The term “Castling” is frequently heard in chess. Castling is said to be one of the most important rules in chess. Castling is done with the King and Rook. Because of these reasons rooks are also known as Castles. Just as it is important to know about the king, it is also essential to know about the rook.
Initially, rooks are located in the corners of the chessboard; More technically, in both “a” and “h” files. Since rooks are also considered to be major pieces, they stay behind the pawns and it cannot be used as an opening piece due to the above reason. As the battle is toughly happening at the center of the chessboard, the rook must move to the center of the board. While considering these position changes it is important to get familiar with the moves of the rook.
How does the Rook Move in Chess?
The rook moves along the ranks and the files as long as it is not getting blocked by any piece. The rook can make moves in a backward direction as well but, the rook can never jump over another piece except for the special case of castling.
How does the Rook Involve in Castling?
In the phenomenon of castling, the king has the advantage of ensuring his safety and the rook is being able to approach the center of the board. Apart from that, castling allows both the king and rook to move at the same time and allows the rook to jump over the king. Anyhow, castling should be done under several conditions.
Capturing a Piece with the Rook
Since the rook is considered a major piece in the game, it can capture any piece on the board which is in its moving direction. Once the rook captured a piece, it has to stop at that position which the enemy piece was. But unfortunately, the rook cannot capture pieces at the very beginning because it cannot start its moves until its path becomes clear.
The Special Performance of the Rook
Rook is a very talented piece in terms of checking. From the opening player’s vision, once when the rook reaches the 7th rank it can make huge damage to the unmoved pieces of the opponent that are in that rank. Finally, if the rook reaches the bottom rank of the opponent the king is trapped and checked; the king cannot make any escape moves within that row. The only survival for the king of the opponent is to call his troops to block the attack.
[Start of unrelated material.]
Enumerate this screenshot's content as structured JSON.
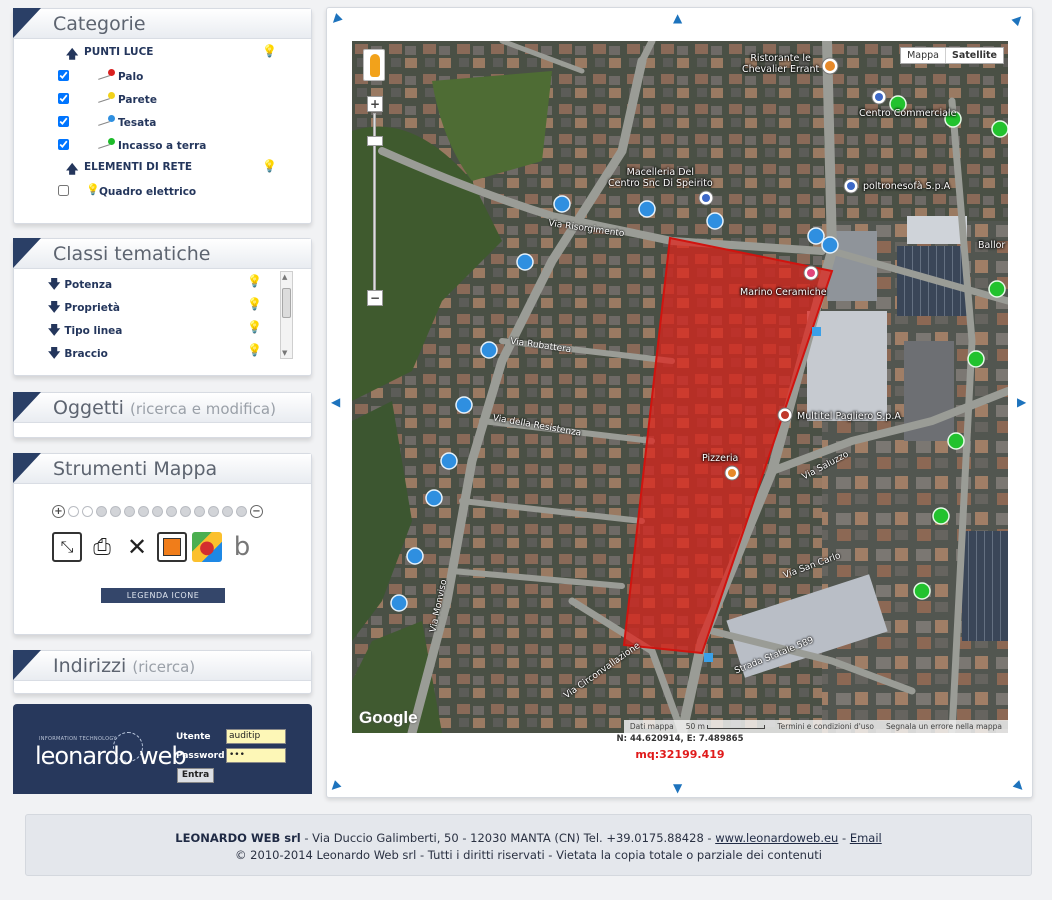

On the other hand, the rook holds a value-added move which is known as “Rook Lift”. What happens in rook lifting is, the pawn in front of the rook moves two squares first as the initial move of the pawn and then the rook is welcomed by the 3rd rank. This makes a better safety to the rook while allowing him to perform a better strategy within the game. This move gives an extra super chance to attack the opponent.